Recommendation I: Broaden Attack on Malaria by Strengthening Cross-Sectoral Cooperation for Malaria Control
Humankind's long history with malaria has provided ample opportunity for the trial and failure of many approaches. Earlier this century, "malariologists" alone were expected to be able to control malaria. It is now increasingly recognized that a much broader, coordinated approach, range of skills, and resource base are required in Africa. In addition to epidemiologists and parasitologists, for example, entomologists are necessary to study the occurrence and habits of the vectors; anthropologists are needed to ascertain the local beliefs and practices regarding the perceived cause of malaria, and local methods of prevention and treatment; community development specialists must provide the link to working effectively with communities to conduct the above assessments and to plan appropriate programs that respond to the problems and priorities identified by the communities. Economists, as well as specialists from development sectors that may have an adverse impact on malaria, must also be consulted.
Nevertheless, the health sector in developing countries and in donor agencies, such as USAID, is well placed to take the lead in strengthening a cross-sectoral approach to malaria control. Such an approach will serve to:
Actions for National Governments

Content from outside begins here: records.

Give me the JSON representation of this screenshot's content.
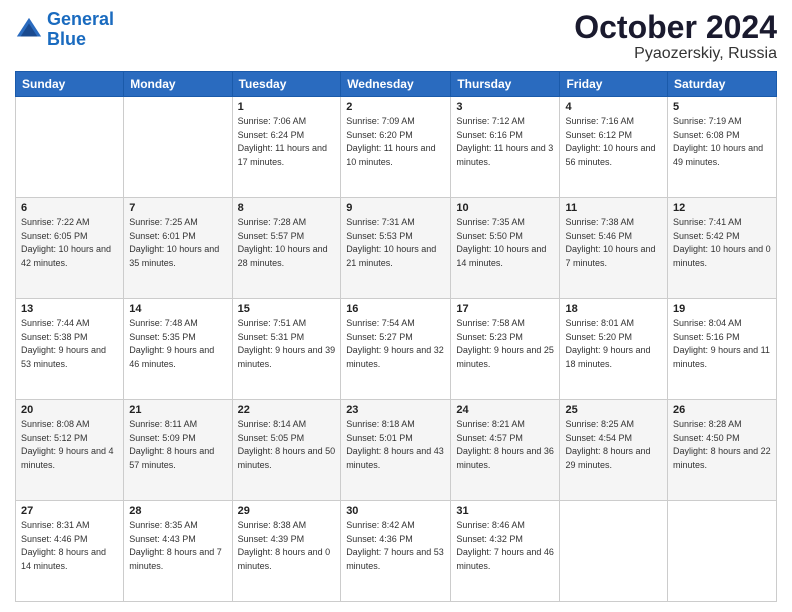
{
  "header": {
    "logo_line1": "General",
    "logo_line2": "Blue",
    "title": "October 2024",
    "subtitle": "Pyaozerskiy, Russia"
  },
  "weekdays": [
    "Sunday",
    "Monday",
    "Tuesday",
    "Wednesday",
    "Thursday",
    "Friday",
    "Saturday"
  ],
  "weeks": [
    [
      {
        "day": "",
        "sunrise": "",
        "sunset": "",
        "daylight": ""
      },
      {
        "day": "",
        "sunrise": "",
        "sunset": "",
        "daylight": ""
      },
      {
        "day": "1",
        "sunrise": "Sunrise: 7:06 AM",
        "sunset": "Sunset: 6:24 PM",
        "daylight": "Daylight: 11 hours and 17 minutes."
      },
      {
        "day": "2",
        "sunrise": "Sunrise: 7:09 AM",
        "sunset": "Sunset: 6:20 PM",
        "daylight": "Daylight: 11 hours and 10 minutes."
      },
      {
        "day": "3",
        "sunrise": "Sunrise: 7:12 AM",
        "sunset": "Sunset: 6:16 PM",
        "daylight": "Daylight: 11 hours and 3 minutes."
      },
      {
        "day": "4",
        "sunrise": "Sunrise: 7:16 AM",
        "sunset": "Sunset: 6:12 PM",
        "daylight": "Daylight: 10 hours and 56 minutes."
      },
      {
        "day": "5",
        "sunrise": "Sunrise: 7:19 AM",
        "sunset": "Sunset: 6:08 PM",
        "daylight": "Daylight: 10 hours and 49 minutes."
      }
    ],
    [
      {
        "day": "6",
        "sunrise": "Sunrise: 7:22 AM",
        "sunset": "Sunset: 6:05 PM",
        "daylight": "Daylight: 10 hours and 42 minutes."
      },
      {
        "day": "7",
        "sunrise": "Sunrise: 7:25 AM",
        "sunset": "Sunset: 6:01 PM",
        "daylight": "Daylight: 10 hours and 35 minutes."
      },
      {
        "day": "8",
        "sunrise": "Sunrise: 7:28 AM",
        "sunset": "Sunset: 5:57 PM",
        "daylight": "Daylight: 10 hours and 28 minutes."
      },
      {
        "day": "9",
        "sunrise": "Sunrise: 7:31 AM",
        "sunset": "Sunset: 5:53 PM",
        "daylight": "Daylight: 10 hours and 21 minutes."
      },
      {
        "day": "10",
        "sunrise": "Sunrise: 7:35 AM",
        "sunset": "Sunset: 5:50 PM",
        "daylight": "Daylight: 10 hours and 14 minutes."
      },
      {
        "day": "11",
        "sunrise": "Sunrise: 7:38 AM",
        "sunset": "Sunset: 5:46 PM",
        "daylight": "Daylight: 10 hours and 7 minutes."
      },
      {
        "day": "12",
        "sunrise": "Sunrise: 7:41 AM",
        "sunset": "Sunset: 5:42 PM",
        "daylight": "Daylight: 10 hours and 0 minutes."
      }
    ],
    [
      {
        "day": "13",
        "sunrise": "Sunrise: 7:44 AM",
        "sunset": "Sunset: 5:38 PM",
        "daylight": "Daylight: 9 hours and 53 minutes."
      },
      {
        "day": "14",
        "sunrise": "Sunrise: 7:48 AM",
        "sunset": "Sunset: 5:35 PM",
        "daylight": "Daylight: 9 hours and 46 minutes."
      },
      {
        "day": "15",
        "sunrise": "Sunrise: 7:51 AM",
        "sunset": "Sunset: 5:31 PM",
        "daylight": "Daylight: 9 hours and 39 minutes."
      },
      {
        "day": "16",
        "sunrise": "Sunrise: 7:54 AM",
        "sunset": "Sunset: 5:27 PM",
        "daylight": "Daylight: 9 hours and 32 minutes."
      },
      {
        "day": "17",
        "sunrise": "Sunrise: 7:58 AM",
        "sunset": "Sunset: 5:23 PM",
        "daylight": "Daylight: 9 hours and 25 minutes."
      },
      {
        "day": "18",
        "sunrise": "Sunrise: 8:01 AM",
        "sunset": "Sunset: 5:20 PM",
        "daylight": "Daylight: 9 hours and 18 minutes."
      },
      {
        "day": "19",
        "sunrise": "Sunrise: 8:04 AM",
        "sunset": "Sunset: 5:16 PM",
        "daylight": "Daylight: 9 hours and 11 minutes."
      }
    ],
    [
      {
        "day": "20",
        "sunrise": "Sunrise: 8:08 AM",
        "sunset": "Sunset: 5:12 PM",
        "daylight": "Daylight: 9 hours and 4 minutes."
      },
      {
        "day": "21",
        "sunrise": "Sunrise: 8:11 AM",
        "sunset": "Sunset: 5:09 PM",
        "daylight": "Daylight: 8 hours and 57 minutes."
      },
      {
        "day": "22",
        "sunrise": "Sunrise: 8:14 AM",
        "sunset": "Sunset: 5:05 PM",
        "daylight": "Daylight: 8 hours and 50 minutes."
      },
      {
        "day": "23",
        "sunrise": "Sunrise: 8:18 AM",
        "sunset": "Sunset: 5:01 PM",
        "daylight": "Daylight: 8 hours and 43 minutes."
      },
      {
        "day": "24",
        "sunrise": "Sunrise: 8:21 AM",
        "sunset": "Sunset: 4:57 PM",
        "daylight": "Daylight: 8 hours and 36 minutes."
      },
      {
        "day": "25",
        "sunrise": "Sunrise: 8:25 AM",
        "sunset": "Sunset: 4:54 PM",
        "daylight": "Daylight: 8 hours and 29 minutes."
      },
      {
        "day": "26",
        "sunrise": "Sunrise: 8:28 AM",
        "sunset": "Sunset: 4:50 PM",
        "daylight": "Daylight: 8 hours and 22 minutes."
      }
    ],
    [
      {
        "day": "27",
        "sunrise": "Sunrise: 8:31 AM",
        "sunset": "Sunset: 4:46 PM",
        "daylight": "Daylight: 8 hours and 14 minutes."
      },
      {
        "day": "28",
        "sunrise": "Sunrise: 8:35 AM",
        "sunset": "Sunset: 4:43 PM",
        "daylight": "Daylight: 8 hours and 7 minutes."
      },
      {
        "day": "29",
        "sunrise": "Sunrise: 8:38 AM",
        "sunset": "Sunset: 4:39 PM",
        "daylight": "Daylight: 8 hours and 0 minutes."
      },
      {
        "day": "30",
        "sunrise": "Sunrise: 8:42 AM",
        "sunset": "Sunset: 4:36 PM",
        "daylight": "Daylight: 7 hours and 53 minutes."
      },
      {
        "day": "31",
        "sunrise": "Sunrise: 8:46 AM",
        "sunset": "Sunset: 4:32 PM",
        "daylight": "Daylight: 7 hours and 46 minutes."
      },
      {
        "day": "",
        "sunrise": "",
        "sunset": "",
        "daylight": ""
      },
      {
        "day": "",
        "sunrise": "",
        "sunset": "",
        "daylight": ""
      }
    ]
  ]
}
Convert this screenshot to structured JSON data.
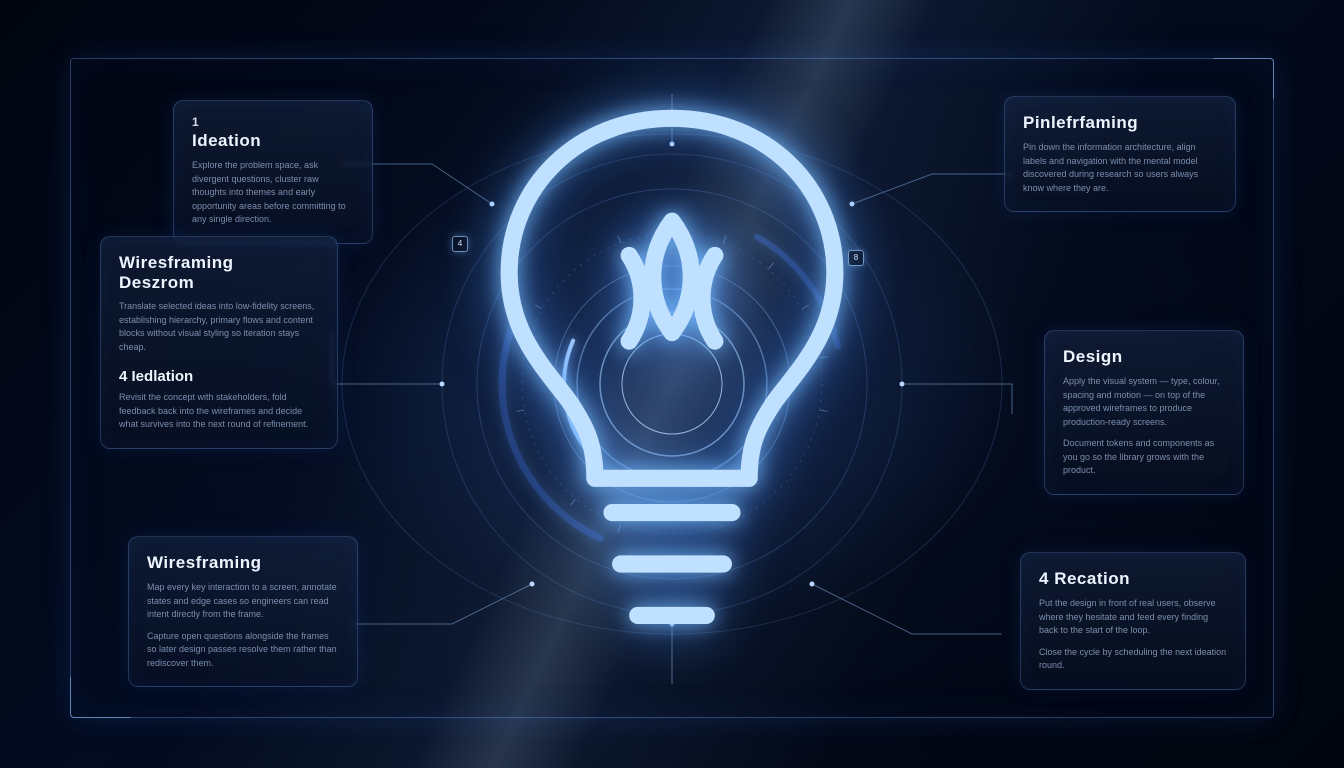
{
  "cards": {
    "ideation": {
      "num": "1",
      "title": "Ideation",
      "body": "Explore the problem space, ask divergent questions, cluster raw thoughts into themes and early opportunity areas before committing to any single direction."
    },
    "wfdesign": {
      "title_a": "Wiresframing",
      "title_b": "Deszrom",
      "body": "Translate selected ideas into low-fidelity screens, establishing hierarchy, primary flows and content blocks without visual styling so iteration stays cheap.",
      "sub_num": "4",
      "sub_title": "Iedlation",
      "sub_body": "Revisit the concept with stakeholders, fold feedback back into the wireframes and decide what survives into the next round of refinement."
    },
    "wireframe": {
      "title": "Wiresframing",
      "body1": "Map every key interaction to a screen, annotate states and edge cases so engineers can read intent directly from the frame.",
      "body2": "Capture open questions alongside the frames so later design passes resolve them rather than rediscover them."
    },
    "pinleft": {
      "title": "Pinlefrfaming",
      "body": "Pin down the information architecture, align labels and navigation with the mental model discovered during research so users always know where they are."
    },
    "design": {
      "title": "Design",
      "body1": "Apply the visual system — type, colour, spacing and motion — on top of the approved wireframes to produce production-ready screens.",
      "body2": "Document tokens and components as you go so the library grows with the product."
    },
    "recation": {
      "num": "4",
      "title": "Recation",
      "body1": "Put the design in front of real users, observe where they hesitate and feed every finding back to the start of the loop.",
      "body2": "Close the cycle by scheduling the next ideation round."
    }
  },
  "markers": {
    "left": "4",
    "right": "8"
  }
}
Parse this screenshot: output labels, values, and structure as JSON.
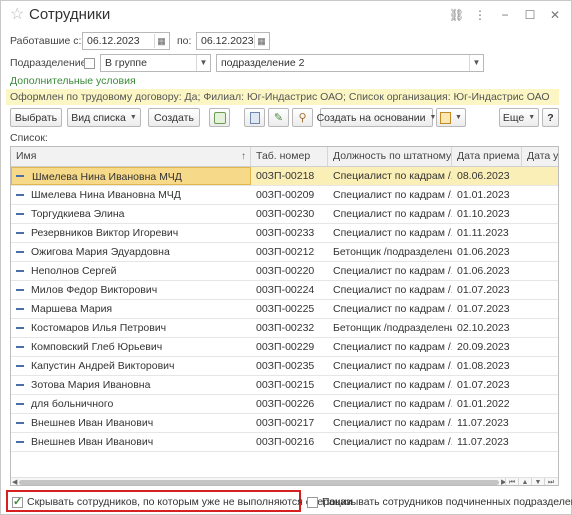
{
  "window": {
    "title": "Сотрудники"
  },
  "filters": {
    "worked_label": "Работавшие с:",
    "date_from": "06.12.2023",
    "to_label": "по:",
    "date_to": "06.12.2023",
    "department_label": "Подразделение:",
    "mode_value": "В группе",
    "department_value": "подразделение 2"
  },
  "conditions": {
    "title": "Дополнительные условия",
    "text": "Оформлен по трудовому договору: Да; Филиал: Юг-Индастрис ОАО; Список организация: Юг-Индастрис ОАО"
  },
  "toolbar": {
    "select": "Выбрать",
    "list_view": "Вид списка",
    "create": "Создать",
    "create_based": "Создать на основании",
    "more": "Еще",
    "help": "?"
  },
  "list_label": "Список:",
  "table": {
    "headers": [
      "Имя",
      "Таб. номер",
      "Должность по штатному ...",
      "Дата приема",
      "Дата увол"
    ],
    "rows": [
      {
        "name": "Шмелева Нина Ивановна МЧД",
        "tab": "00ЗП-00218",
        "pos": "Специалист по кадрам /...",
        "date": "08.06.2023"
      },
      {
        "name": "Шмелева Нина Ивановна МЧД",
        "tab": "00ЗП-00209",
        "pos": "Специалист по кадрам /...",
        "date": "01.01.2023"
      },
      {
        "name": "Торгудкиева Элина",
        "tab": "00ЗП-00230",
        "pos": "Специалист по кадрам /...",
        "date": "01.10.2023"
      },
      {
        "name": "Резервников Виктор Игоревич",
        "tab": "00ЗП-00233",
        "pos": "Специалист по кадрам /...",
        "date": "01.11.2023"
      },
      {
        "name": "Ожигова Мария Эдуардовна",
        "tab": "00ЗП-00212",
        "pos": "Бетонщик /подразделени...",
        "date": "01.06.2023"
      },
      {
        "name": "Неполнов Сергей",
        "tab": "00ЗП-00220",
        "pos": "Специалист по кадрам /...",
        "date": "01.06.2023"
      },
      {
        "name": "Милов Федор Викторович",
        "tab": "00ЗП-00224",
        "pos": "Специалист по кадрам /...",
        "date": "01.07.2023"
      },
      {
        "name": "Маршева Мария",
        "tab": "00ЗП-00225",
        "pos": "Специалист по кадрам /...",
        "date": "01.07.2023"
      },
      {
        "name": "Костомаров Илья Петрович",
        "tab": "00ЗП-00232",
        "pos": "Бетонщик /подразделени...",
        "date": "02.10.2023"
      },
      {
        "name": "Комповский Глеб Юрьевич",
        "tab": "00ЗП-00229",
        "pos": "Специалист по кадрам /...",
        "date": "20.09.2023"
      },
      {
        "name": "Капустин Андрей Викторович",
        "tab": "00ЗП-00235",
        "pos": "Специалист по кадрам /...",
        "date": "01.08.2023"
      },
      {
        "name": "Зотова Мария Ивановна",
        "tab": "00ЗП-00215",
        "pos": "Специалист по кадрам /...",
        "date": "01.07.2023"
      },
      {
        "name": "для больничного",
        "tab": "00ЗП-00226",
        "pos": "Специалист по кадрам /...",
        "date": "01.01.2022"
      },
      {
        "name": "Внешнев Иван Иванович",
        "tab": "00ЗП-00217",
        "pos": "Специалист по кадрам /...",
        "date": "11.07.2023"
      },
      {
        "name": "Внешнев Иван Иванович",
        "tab": "00ЗП-00216",
        "pos": "Специалист по кадрам /...",
        "date": "11.07.2023"
      }
    ]
  },
  "bottom": {
    "hide_inactive": "Скрывать сотрудников, по которым уже не выполняются операции",
    "hide_inactive_checked": true,
    "show_sub": "Показывать сотрудников подчиненных подразделений",
    "show_sub_checked": false
  },
  "colors": {
    "highlight_border": "#d61f1f",
    "selected_row": "#fbefb8",
    "conditions_bg": "#fbf6c4",
    "conditions_title": "#3a8a3a"
  }
}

To enhance malaria prevention and control, the cross-sectoral integration of ministries involved in specific development efforts must be established or, in the case where such cooperation already does exist, strengthened. In particular, the Ministry of Health (MOH) must play a leading role in planning, implementing, and monitoring development efforts that may have an adverse impact on malaria.
The MOH should therefore take the initiative in developing a national group to coordinate anti-malaria activities, effectively involving other relevant ministries, NGOs, women's groups, schools, etc. This MOH-directed group would be responsible for:
Other priority functions of such a coordinating group include:
Two of several interesting African examples are the cross-sectoral bodies in Ghana and the Sudan. The Blue Nile Health Project (BNHP) in the Sudan has established a participatory management structure, which includes a National Coordination Committee, Management Board, Scientific Advisory Group, and Health Education and Community Participation component. The National Coordination Committee, with wide national membership, has become an important component of the management structure. As the objectives of the project are shared by many governmental and non-governmental departments and agencies, coordination among them and the project administration has become a significant feature of the management system. Notably, the BNHP and the Health Committee on Water Resources in Ghana (described in greater detail later in this report) are both led by the respective country's Minister of Health.
Actions for Donors
Cooperation is required among the sectoral departments of single donor organizations, and among independent donor agencies. Structuring donors in a cross-sectoral manner will assist donors in encouraging cross-sectoral implementation, and in creating a program mechanism for funding cross-sectoral initiatives.
Health sector specialists in donor agencies must therefore establish coordinating bodies within and among donor agencies. These entities would increase awareness of malaria as a problem in sectors other than health, and ensure cross-sectoral planning, implementing, and monitoring of development efforts that may have an adverse impact on malaria.
USAID can also take the lead in working with other international development agencies to establish a model and protocol for cooperation between sectors to establish safeguards against increased malaria transmission. They will also undertake joint evaluations of the program impact on malaria and other health priorities. Lessons may be learned from the World Bank's large-scale efforts to reorganize and reorient staff and to strengthen the Bank's commitment toward safeguarding the environment from development's adverse effects.
Support Existing Cross-Sectoral Cooperation in Sub-Saharan Africa
Existing examples of cross-sectoral cooperation require financial support as well as evaluation to determine how they can best be strengthened, and with regard for potential replication in other settings in Africa. It is also clear that to be sustainable and effective, cross-sectoral bodies must have their own funding and clear authority. A few examples of networks specific to environmental and development-related health issues follow:
These cooperative efforts can play a pivotal role in developing cross-sectoral approaches to malaria control and other diseases associated with development.